Although “bloomers” can mean “mistakes,” reliable flowering plants are considered anything but bloopers and shortly become so popular that everybody and their grandparents grow them. Before you disparage such conformity, keep in mind that it generally means those classics are easy to raise and will produce more bloom for your buck.
In other words, they are the flowering plants that everybody should grow. But you often can do your grandparents one better by purchasing modern versions that offer an even longer flowering season and more profuse profusion than the originals.
‘Jackmanii,’ for example, rates as one of the most popular clematises grown—probably even as one of the most popular blooming vines of all time. An heirloom introduced in the 1800s, it produces scads of large purple flowers that everybody loves around mid to late summer when many gardeners already have thrown in the trowel.
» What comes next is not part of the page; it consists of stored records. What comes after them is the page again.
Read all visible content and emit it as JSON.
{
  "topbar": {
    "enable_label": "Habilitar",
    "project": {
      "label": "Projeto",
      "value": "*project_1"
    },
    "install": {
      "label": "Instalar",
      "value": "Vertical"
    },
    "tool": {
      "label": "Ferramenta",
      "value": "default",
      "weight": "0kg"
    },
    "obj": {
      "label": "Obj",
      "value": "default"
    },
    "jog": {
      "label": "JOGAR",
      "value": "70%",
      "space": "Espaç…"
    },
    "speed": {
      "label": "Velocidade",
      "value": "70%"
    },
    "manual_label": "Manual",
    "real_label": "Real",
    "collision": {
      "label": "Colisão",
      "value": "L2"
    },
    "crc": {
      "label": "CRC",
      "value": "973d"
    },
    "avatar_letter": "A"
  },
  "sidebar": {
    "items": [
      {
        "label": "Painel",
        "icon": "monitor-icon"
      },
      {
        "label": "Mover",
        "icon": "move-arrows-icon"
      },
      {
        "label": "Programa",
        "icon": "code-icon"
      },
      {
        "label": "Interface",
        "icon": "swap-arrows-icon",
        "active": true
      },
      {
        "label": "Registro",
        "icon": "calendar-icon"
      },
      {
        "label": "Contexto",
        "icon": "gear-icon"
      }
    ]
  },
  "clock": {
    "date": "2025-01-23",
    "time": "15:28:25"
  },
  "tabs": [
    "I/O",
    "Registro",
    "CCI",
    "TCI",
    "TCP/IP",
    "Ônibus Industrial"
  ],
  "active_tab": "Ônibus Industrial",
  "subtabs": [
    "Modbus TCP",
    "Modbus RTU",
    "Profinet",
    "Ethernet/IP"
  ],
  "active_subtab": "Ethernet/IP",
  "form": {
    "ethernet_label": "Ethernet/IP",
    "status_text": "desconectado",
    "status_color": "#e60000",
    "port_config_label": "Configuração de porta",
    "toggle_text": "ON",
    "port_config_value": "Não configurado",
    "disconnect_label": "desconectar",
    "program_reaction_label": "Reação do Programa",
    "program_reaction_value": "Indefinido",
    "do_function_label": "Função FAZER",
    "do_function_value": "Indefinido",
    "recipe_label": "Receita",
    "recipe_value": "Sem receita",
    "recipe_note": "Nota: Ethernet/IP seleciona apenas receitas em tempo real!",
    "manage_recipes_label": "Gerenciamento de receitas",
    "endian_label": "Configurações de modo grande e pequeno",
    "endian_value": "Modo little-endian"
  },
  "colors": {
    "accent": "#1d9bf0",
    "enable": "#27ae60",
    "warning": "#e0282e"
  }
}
This clematis also can cover up a few of the uglier realities in your life, such as that rusty chain-link fence erected on the property line by your antisocial neighbor. If you’d prefer a newer clematis version, try ‘Happy Jack’ with larger flowers in an even more intense shade of purple.
Also happy-looking is the daylily ‘Stella De Oro’ (‘Star of Gold’), which made its debut in the 1970s. It rose to superstardom quickly, due to its convenient dwarf size and the fact that it continues to churn out sunny yellow blooms for months on end.
If such a Pollyanna-ish attitude annoys you, try one of the more recent darker daylilies such as ‘Bella Lugosi’—named for the actor who portrayed Dracula—instead. Come to think of it, though, Bella’s larger size and deep purple flowers would provide a striking contrast to Stella’s petite yellow. Obviously, they make such a cute couple that you need both.
The fact that wild daylilies even grow in ditches indicates that you can plant the tamer ones almost anywhere you please, though ditches aren’t recommended! As long as they receive at least six hours of sunlight a day in reasonably well-drained soil, they should prove virtually indestructible, though it may not be a good idea to place ‘Bella Lugosi’ near your garlic patch.
Speaking of the perennially popular, white-flowered “snowball bushes” always have been requisite as well, since nothing else can produce such huge blooms in shade. One of the most beloved is ‘Annabelle’—an improved smooth hydrangea that appeared in the 1960s. For an even more improved version, try the ‘Incrediball’ Hydrangea which carries foot-wide heads of blooms bigger than basketballs from early summer through early fall.
Either will light up that gloomy spot on the east side of your house, which only gets sun in the morning, and remains shaded throughout the rest of the day. And your children will enjoy playing wedding with those instant bouquets, as so many other children have done before them.
That is, perhaps, one of the best reasons for growing these old reliables. They link you to generations of other gardeners. Plus you can feel smug that your ‘Jackmanii’ Clematis is already in full bloom while your neighbor’s is doing jack all!